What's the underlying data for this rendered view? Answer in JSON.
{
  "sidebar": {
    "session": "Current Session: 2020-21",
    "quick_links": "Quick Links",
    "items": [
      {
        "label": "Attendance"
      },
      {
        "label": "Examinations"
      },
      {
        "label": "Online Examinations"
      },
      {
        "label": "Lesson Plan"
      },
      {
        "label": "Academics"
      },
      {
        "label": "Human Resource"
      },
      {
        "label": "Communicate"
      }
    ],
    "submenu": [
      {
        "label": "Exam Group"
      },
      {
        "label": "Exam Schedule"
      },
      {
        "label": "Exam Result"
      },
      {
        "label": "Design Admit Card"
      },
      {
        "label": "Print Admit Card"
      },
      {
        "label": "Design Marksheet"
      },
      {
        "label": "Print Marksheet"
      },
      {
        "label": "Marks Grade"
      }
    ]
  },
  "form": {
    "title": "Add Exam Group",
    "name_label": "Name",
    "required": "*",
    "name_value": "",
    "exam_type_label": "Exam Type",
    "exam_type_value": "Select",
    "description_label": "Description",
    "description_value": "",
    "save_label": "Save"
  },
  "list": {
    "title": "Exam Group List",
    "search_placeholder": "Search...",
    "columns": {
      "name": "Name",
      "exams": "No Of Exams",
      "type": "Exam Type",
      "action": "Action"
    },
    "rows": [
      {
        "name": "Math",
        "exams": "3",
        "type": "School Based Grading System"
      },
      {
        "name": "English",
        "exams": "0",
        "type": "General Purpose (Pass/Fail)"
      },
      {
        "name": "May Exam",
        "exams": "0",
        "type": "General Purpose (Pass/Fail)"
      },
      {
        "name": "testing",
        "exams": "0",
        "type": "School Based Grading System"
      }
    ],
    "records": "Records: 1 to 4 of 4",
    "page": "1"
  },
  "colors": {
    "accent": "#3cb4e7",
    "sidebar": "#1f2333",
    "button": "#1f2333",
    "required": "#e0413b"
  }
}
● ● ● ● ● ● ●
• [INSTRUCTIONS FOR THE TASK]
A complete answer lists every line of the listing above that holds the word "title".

• [EXERCISE RESPONSE]
    "title": "Add Exam Group",
    "title": "Exam Group List",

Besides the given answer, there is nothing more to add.